NEW YORK – Investors and governments struggled on Monday to adapt to a global economy now marked by anemic growth as the threat of military conflict loomed large and President Bush froze bank accounts linked to those thought responsible for terror attacks on the United States.
Switzerland unexpectedly cut key short-term interest rates by half a percentage point to stem a flood of money into its safe haven currency, which could damage its export-dependent economy. Britain acted to shore up its stock market by adjusting rules on how insurers invest their money.
In Washington, Bush said the government would freeze assets of Islamic militant Osama bin Laden, the prime suspect in the deadly Sept. 11 attacks on U.S. landmarks, and threatened to freeze U.S. financial assets of foreign banks that refused to cooperate in shutting down militant groups.
Despite the gloomy environment, U.S. stocks zoomed higher in early trading -- supported by rises in European markets -- as investors hunted for bargains in a market shattered by the biggest weekly decline since the Great Depression of the 1930.
``I want to assure the American people that the fundamentals for growth are very strong, `` Bush said at the White House. ''There's no question the attacks have affected America. But I think when the investors sit back and take a hard look at the fundamentals of the economy they'll get back in the market.''
He added: ``You bet there's problems with our economy short run, but not long run.'' Most economists think the $10 trillion U.S. economy, which was already at a standstill before the terror strikes, is now firmly in the grips of recession and will not bounce back before the first half of next year.
KEEPING THE LID ON
Meanwhile, the Bank of Japan intervened again on the foreign exchanges to prevent a further strengthening of the yen against the dollar, which is hurting that country's already struggling exporters. And the European Central Bank at Japan's request helped out by buying euros and selling the yen.
The moves came after European Union finance ministers, meeting in Belgium at the weekend, struck a deal to keep their airlines flying despite soaring insurance costs in the wake of the Sept. 11 attacks on the United States. U.S. leaders have put together a $15 billion bailout package for U.S. carriers.
As the United States continued its troop build-up near Afghanistan, where bin Laden has been sheltering, there was further sobering news on economic growth in Europe.
EU statistics bureau Eurostat reported a 1.4 percent fall in euro zone industrial production in July and Germany's top exporters group BGA halved its forecast for growth in world trade this year to 6 percent.
``The recent events have increased the uncertainty and downside risks for global growth prospects,'' European Economic and MonetaryAffairs Commissioner Pedro Solbes said in a speech in Brussels.
Indeed, Didier Reynders, the Belgian finance minister who chaired the weekend meeting of his EU colleagues, told French radio the attacks on the United States would push euro zone growth down below 2.0 percent this year.

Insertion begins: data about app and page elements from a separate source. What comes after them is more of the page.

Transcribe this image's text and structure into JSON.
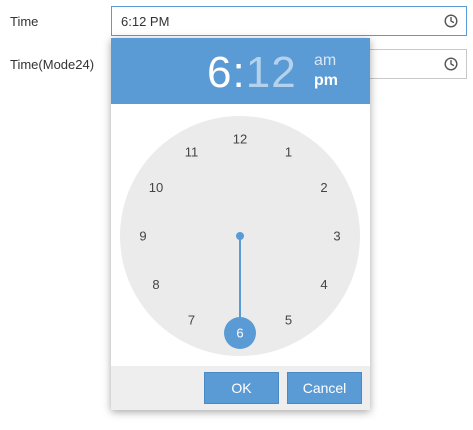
{
  "form": {
    "time_label": "Time",
    "time_value": "6:12 PM",
    "time24_label": "Time(Mode24)",
    "time24_value": ""
  },
  "picker": {
    "hour": "6",
    "colon": ":",
    "minute": "12",
    "am_label": "am",
    "pm_label": "pm",
    "selected_period": "pm",
    "clock_numbers": [
      "12",
      "1",
      "2",
      "3",
      "4",
      "5",
      "6",
      "7",
      "8",
      "9",
      "10",
      "11"
    ],
    "selected_hour": 6,
    "ok_label": "OK",
    "cancel_label": "Cancel"
  },
  "colors": {
    "accent": "#5b9bd5",
    "clock_face": "#ebebeb",
    "footer": "#eeeeee"
  },
  "icons": {
    "field_icon": "clock-icon"
  }
}
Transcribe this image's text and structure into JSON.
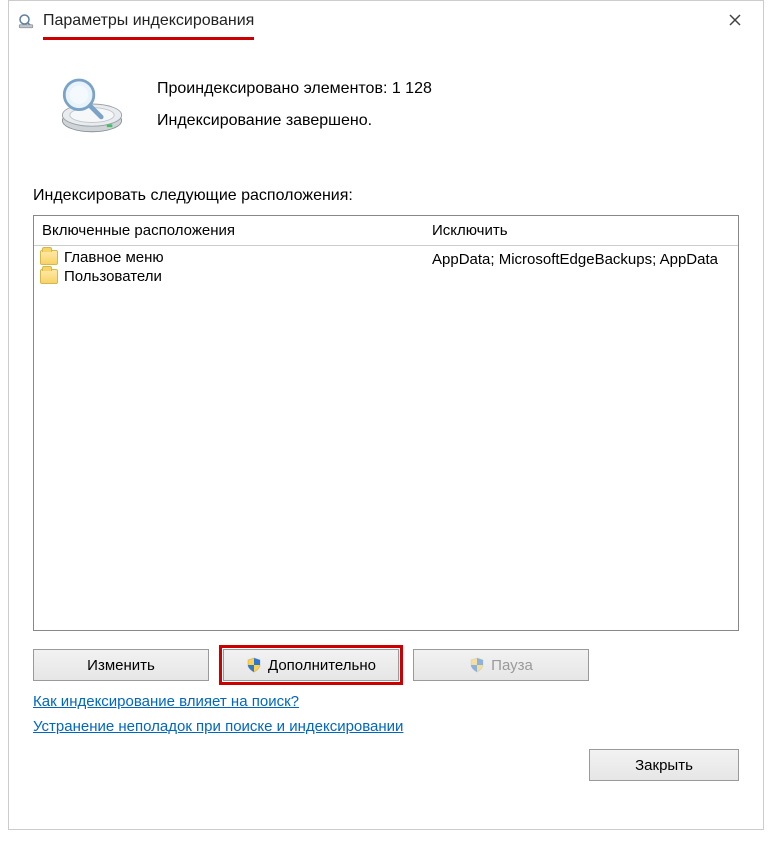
{
  "titlebar": {
    "title": "Параметры индексирования"
  },
  "status": {
    "line1": "Проиндексировано элементов: 1 128",
    "line2": "Индексирование завершено."
  },
  "section_label": "Индексировать следующие расположения:",
  "columns": {
    "included": "Включенные расположения",
    "excluded": "Исключить"
  },
  "locations": {
    "included": [
      "Главное меню",
      "Пользователи"
    ],
    "excluded": [
      "",
      "AppData; MicrosoftEdgeBackups; AppData"
    ]
  },
  "buttons": {
    "modify": "Изменить",
    "advanced": "Дополнительно",
    "pause": "Пауза",
    "close": "Закрыть"
  },
  "links": {
    "how_affects_search": "Как индексирование влияет на поиск?",
    "troubleshoot": "Устранение неполадок при поиске и индексировании"
  },
  "icons": {
    "app": "indexing-magnifier-icon",
    "close": "close-icon",
    "drive": "hard-drive-magnifier-icon",
    "folder": "folder-icon",
    "shield": "uac-shield-icon"
  },
  "colors": {
    "highlight": "#cc0000",
    "link": "#0067c0"
  }
}
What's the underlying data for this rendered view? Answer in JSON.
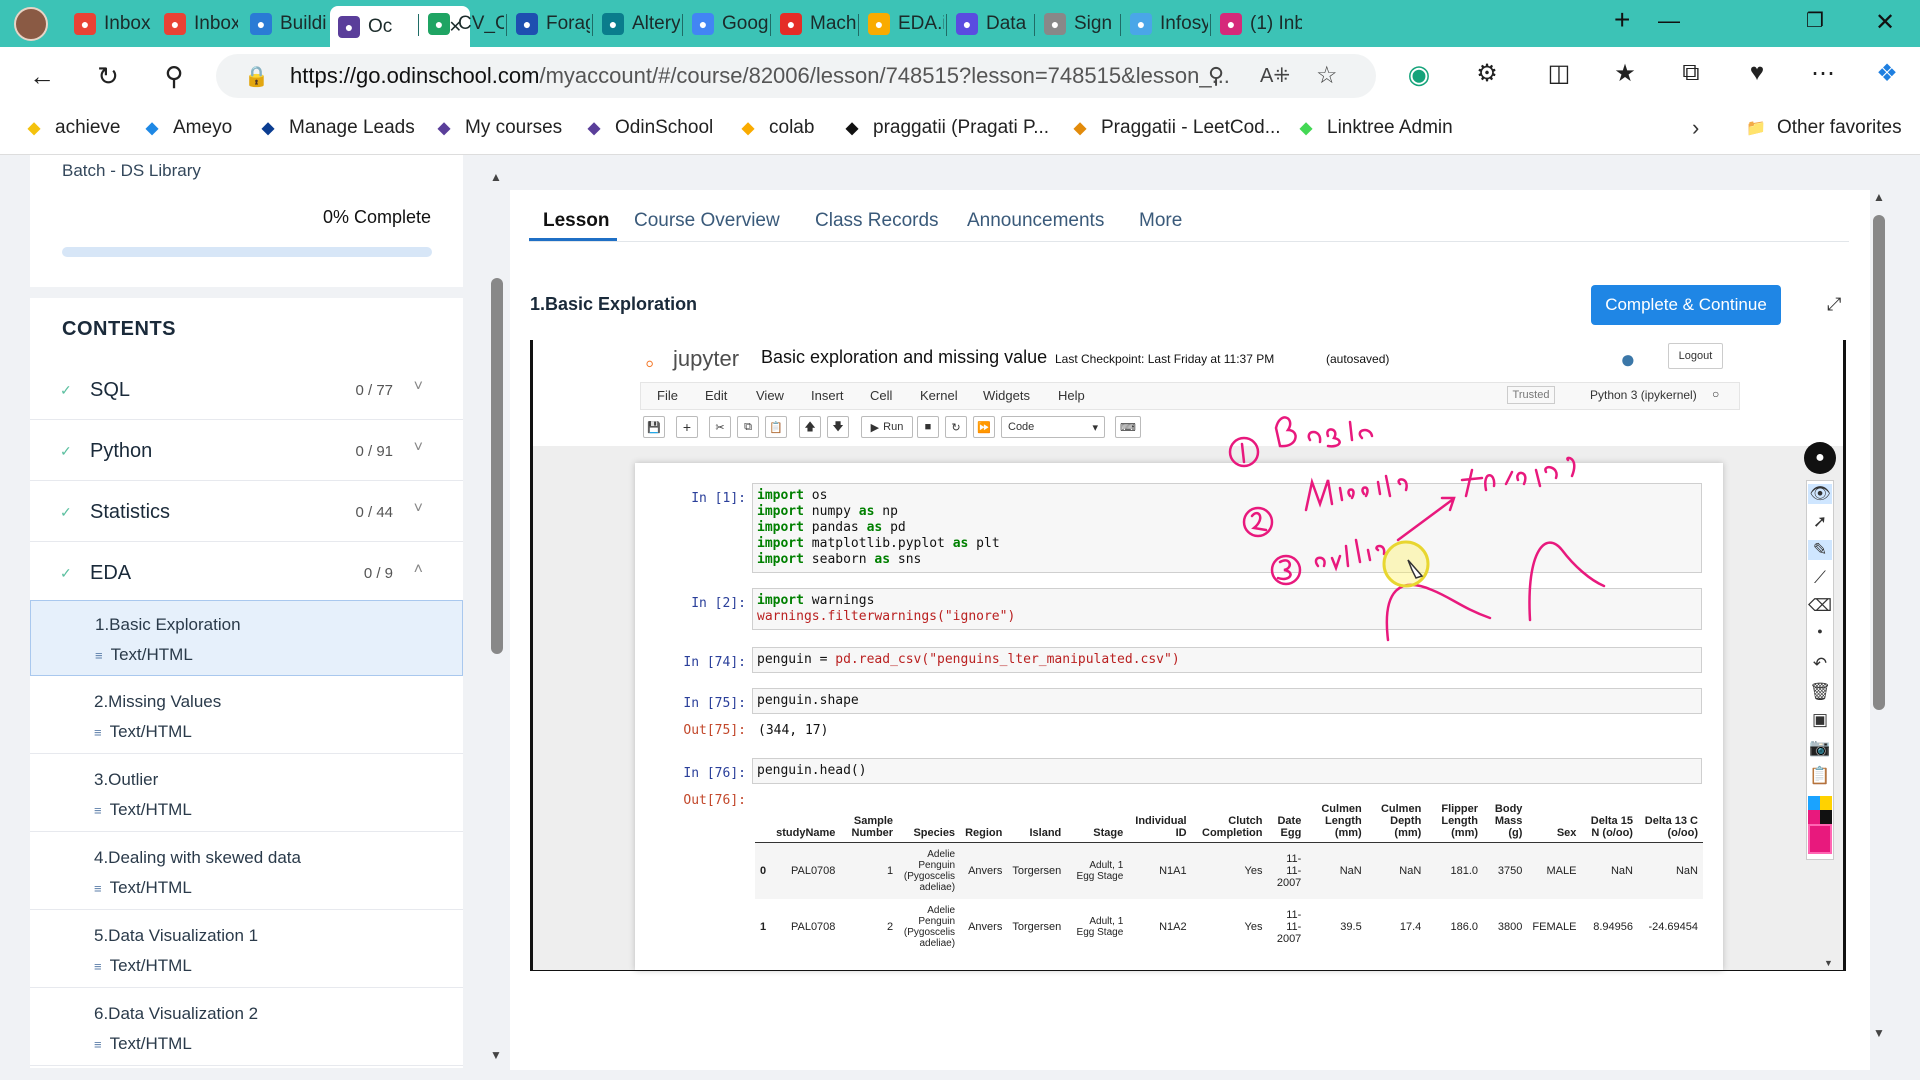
{
  "browser": {
    "tabs": [
      {
        "label": "Inbox (",
        "icon": "gmail-icon",
        "color": "#e94235"
      },
      {
        "label": "Inbox -",
        "icon": "gmail-icon",
        "color": "#e94235"
      },
      {
        "label": "Buildin",
        "icon": "play-icon",
        "color": "#2a7bd5"
      },
      {
        "label": "Oc",
        "icon": "odin-icon",
        "color": "#5a3e9a"
      },
      {
        "label": "CV_CA",
        "icon": "drive-icon",
        "color": "#1fa463"
      },
      {
        "label": "Forage",
        "icon": "forage-icon",
        "color": "#1e4fb0"
      },
      {
        "label": "Alteryx",
        "icon": "alteryx-icon",
        "color": "#0a7c8c"
      },
      {
        "label": "Google",
        "icon": "google-icon",
        "color": "#4285f4"
      },
      {
        "label": "Machir",
        "icon": "youtube-icon",
        "color": "#e52d27"
      },
      {
        "label": "EDA.ip",
        "icon": "colab-icon",
        "color": "#f9ab00"
      },
      {
        "label": "Data Sc",
        "icon": "triangle-icon",
        "color": "#5a4ce0"
      },
      {
        "label": "Sign in",
        "icon": "page-icon",
        "color": "#888888"
      },
      {
        "label": "Infosys",
        "icon": "infosys-icon",
        "color": "#4aa6e8"
      },
      {
        "label": "(1) Inb",
        "icon": "instagram-icon",
        "color": "#d6297a"
      }
    ],
    "url_domain": "https://go.odinschool.com",
    "url_path": "/myaccount/#/course/82006/lesson/748515?lesson=748515&lesson_...",
    "bookmarks": [
      {
        "label": "achieve",
        "icon": "achieve-icon"
      },
      {
        "label": "Ameyo",
        "icon": "ameyo-icon"
      },
      {
        "label": "Manage Leads",
        "icon": "leads-icon"
      },
      {
        "label": "My courses",
        "icon": "odin-icon"
      },
      {
        "label": "OdinSchool",
        "icon": "odin-icon"
      },
      {
        "label": "colab",
        "icon": "colab-icon"
      },
      {
        "label": "praggatii (Pragati P...",
        "icon": "github-icon"
      },
      {
        "label": "Praggatii - LeetCod...",
        "icon": "leetcode-icon"
      },
      {
        "label": "Linktree Admin",
        "icon": "linktree-icon"
      }
    ],
    "other_favorites": "Other favorites"
  },
  "sidebar": {
    "batch": "Batch - DS Library",
    "progress_text": "0% Complete",
    "progress": 0,
    "contents_title": "CONTENTS",
    "sections": [
      {
        "name": "SQL",
        "count": "0 / 77",
        "chevron": "chevron-down-icon"
      },
      {
        "name": "Python",
        "count": "0 / 91",
        "chevron": "chevron-down-icon"
      },
      {
        "name": "Statistics",
        "count": "0 / 44",
        "chevron": "chevron-down-icon"
      },
      {
        "name": "EDA",
        "count": "0 / 9",
        "chevron": "chevron-up-icon"
      }
    ],
    "lessons": [
      {
        "title": "1.Basic Exploration",
        "type": "Text/HTML"
      },
      {
        "title": "2.Missing Values",
        "type": "Text/HTML"
      },
      {
        "title": "3.Outlier",
        "type": "Text/HTML"
      },
      {
        "title": "4.Dealing with skewed data",
        "type": "Text/HTML"
      },
      {
        "title": "5.Data Visualization 1",
        "type": "Text/HTML"
      },
      {
        "title": "6.Data Visualization 2",
        "type": "Text/HTML"
      }
    ]
  },
  "main": {
    "tabs": [
      "Lesson",
      "Course Overview",
      "Class Records",
      "Announcements",
      "More"
    ],
    "lesson_title": "1.Basic Exploration",
    "complete_button": "Complete & Continue"
  },
  "jupyter": {
    "brand": "jupyter",
    "notebook_title": "Basic exploration and missing value",
    "checkpoint": "Last Checkpoint: Last Friday at 11:37 PM",
    "autosaved": "(autosaved)",
    "logout": "Logout",
    "menu": [
      "File",
      "Edit",
      "View",
      "Insert",
      "Cell",
      "Kernel",
      "Widgets",
      "Help"
    ],
    "trusted": "Trusted",
    "kernel": "Python 3 (ipykernel)",
    "run_label": "Run",
    "cell_type": "Code",
    "cells": [
      {
        "prompt": "In [1]:",
        "lines": [
          "import os",
          "import numpy as np",
          "import pandas as pd",
          "import matplotlib.pyplot as plt",
          "import seaborn as sns"
        ]
      },
      {
        "prompt": "In [2]:",
        "lines": [
          "import warnings",
          "warnings.filterwarnings(\"ignore\")"
        ]
      },
      {
        "prompt": "In [74]:",
        "lines": [
          "penguin = pd.read_csv(\"penguins_lter_manipulated.csv\")"
        ]
      },
      {
        "prompt": "In [75]:",
        "lines": [
          "penguin.shape"
        ],
        "out_prompt": "Out[75]:",
        "output": "(344, 17)"
      },
      {
        "prompt": "In [76]:",
        "lines": [
          "penguin.head()"
        ],
        "out_prompt": "Out[76]:"
      }
    ],
    "table": {
      "columns": [
        "",
        "studyName",
        "Sample Number",
        "Species",
        "Region",
        "Island",
        "Stage",
        "Individual ID",
        "Clutch Completion",
        "Date Egg",
        "Culmen Length (mm)",
        "Culmen Depth (mm)",
        "Flipper Length (mm)",
        "Body Mass (g)",
        "Sex",
        "Delta 15 N (o/oo)",
        "Delta 13 C (o/oo)"
      ],
      "rows": [
        [
          "0",
          "PAL0708",
          "1",
          "Adelie Penguin (Pygoscelis adeliae)",
          "Anvers",
          "Torgersen",
          "Adult, 1 Egg Stage",
          "N1A1",
          "Yes",
          "11-11-2007",
          "NaN",
          "NaN",
          "181.0",
          "3750",
          "MALE",
          "NaN",
          "NaN"
        ],
        [
          "1",
          "PAL0708",
          "2",
          "Adelie Penguin (Pygoscelis adeliae)",
          "Anvers",
          "Torgersen",
          "Adult, 1 Egg Stage",
          "N1A2",
          "Yes",
          "11-11-2007",
          "39.5",
          "17.4",
          "186.0",
          "3800",
          "FEMALE",
          "8.94956",
          "-24.69454"
        ]
      ]
    }
  },
  "annotations": {
    "ink_color": "#e8197d",
    "notes": [
      "1 Basic",
      "2 Missing",
      "3 outliers",
      "transform"
    ]
  }
}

But German Finance Minister Hans Eichel tried to soothe concerns telling a party conference in Berlin that he saw no danger of an economic crisis and while world stock markets were showing uncertainty, there was no panic.
``I am certain that despite these horrible events, we can use the improvements of economic indicators and confidence to bolster economic growth this year and next,'' he said.
Investment bank Merrill Lynch, however, was gloomier forecasting that the euro zone would follow the United States into recession this year. Most economists expect central banks, led by the Federal Reserve, to cut interest rates again in the weeks ahead to cushion the downturn.
``Upcoming economic data will disappoint,'' economists at Bank of America said in a research note. ``The near-term outlook for financial markets is very choppy indeed.''
UK INSURANCE RULES ADJUSTED
The outlook is worsening in Britain too, where central bank Governor Sir Edward George added to economic gloom by saying this weekend that he could not rule out a recession.
To ward off further declines in U.K. stocks, the Financial Services Authority, citing ``current unusual market conditions,'' relaxed rules that forced insurers to offload shares when the market fell sharply and to switch into less risky bonds.
The move helped British shares to stage a welcome rally. Markets across Europe rose strongly on relief that U.S. military action in Afghanistan had not yet started and seeing some bargains amid the rubble of the steep losses last week.
``The word is, the world didn't end this weekend, so we're going up. It's as simple as that,'' said Tom Hougaard, an equities trader and analyst at Financial Spreads in London.
The Swiss National Bank's action in cutting its target range for the key three-month Swiss franc London Interbank Offered Rate by half a point to 1.75-2.75 percent was another move by an European authority to shore up an economy rattled by the attacks on New York and the Pentagon.
The country's franc, a traditional safe haven in times of conflict because of the country's long-standing neutrality, has soared almost 5 percent since Sept. 11 against the euro. With the euro zone accounting for roughly 60 percent of Switzerland's exports, a strong franc threatens its export industry.
``The rise of the Swiss franc rate against the euro at a time of declining growth fills the National Bank with great concern,'' it said in a statement.